In a lengthy paper his lawyer presented the facts from the point of view of Sterling. He called the attempts by the authorities as a fake proceeding that reeked of fraud. Sterling’s fundamental rights as guaranteed by the United States constitution give him the privilege to fight for his franchise.
Sterling said, "We believe that preservation of Mr. Sterling’s constitutional rights requires that these sham proceedings be terminated in Mr. Sterling’s favor."
Sterling spoke of how his love interest V. Stiviano made a secret recording of their personal conversation and this was against the law. The recorded evidence against him was thus automatically rendered invalid. His lawyer cited the California Constitution and the NBA Constitution and admitted that they both clearly favored Sterling.

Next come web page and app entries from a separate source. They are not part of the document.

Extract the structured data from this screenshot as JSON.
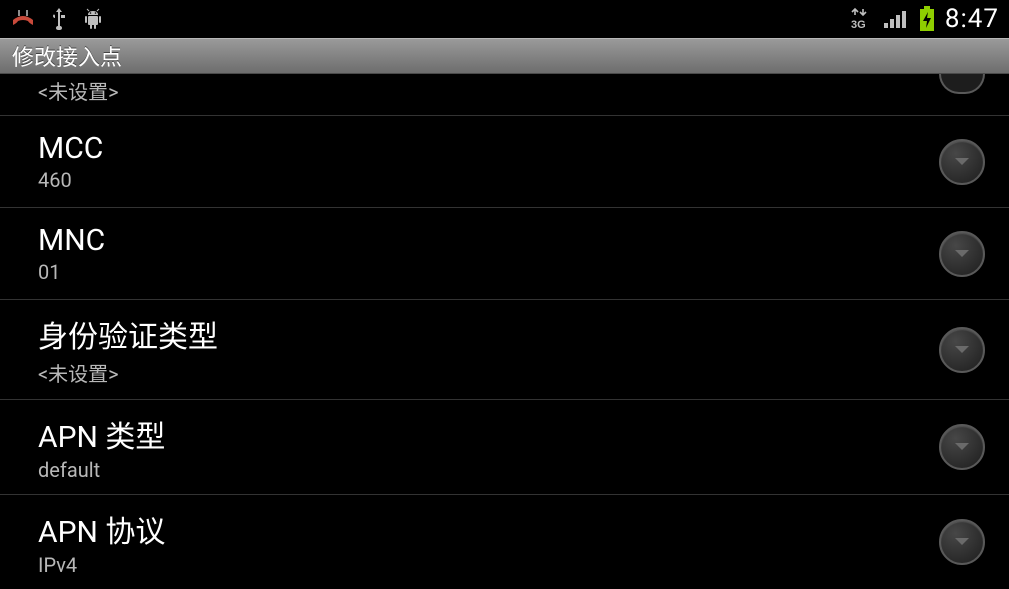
{
  "status_bar": {
    "time": "8:47"
  },
  "title_bar": {
    "title": "修改接入点"
  },
  "items": [
    {
      "title": "",
      "value": "<未设置>"
    },
    {
      "title": "MCC",
      "value": "460"
    },
    {
      "title": "MNC",
      "value": "01"
    },
    {
      "title": "身份验证类型",
      "value": "<未设置>"
    },
    {
      "title": "APN 类型",
      "value": "default"
    },
    {
      "title": "APN 协议",
      "value": "IPv4"
    }
  ]
}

Was Sterling forced to sell off his team, the results could be very chaotic. The financial consequences of this action would not be good at all. Furthermore, Donald Sterling has said that he even got offers amounting to $2.5 billion for his team.
The allegations against Sterling are insubstantial and based on a privately recorded conversation that does not count as a source of solid evidence. Sterling said that what is private ought to remain private. A lot of hot air in front of a lover did not make for anything criminal in the eyes of the law.
He furthermore said that he never meant to offend the NBA or its high and mighty standards. "A jealous rant to a lover never intended to be published cannot offend the NBA rules," said the document, signed by Sterling. His foul speech in the recording is a strictly moral matter and morals are controversial things. The punishment sure doesn’t seem to fit the crime here.
"This evening, the NBA received responses from Donald and Shelly Sterling to the charge to terminate the current ownership interests in the Los Angeles Clippers," NBA vice president Mike Bass said in a news release Tuesday night. "The NBA Board of Governors will meet on June 3 at 1 p.m. in New York City to hear and vote upon this matter. Should the Board vote to sustain the charge, the Sterlings' interests in the Clippers will be terminated and the team will be sold."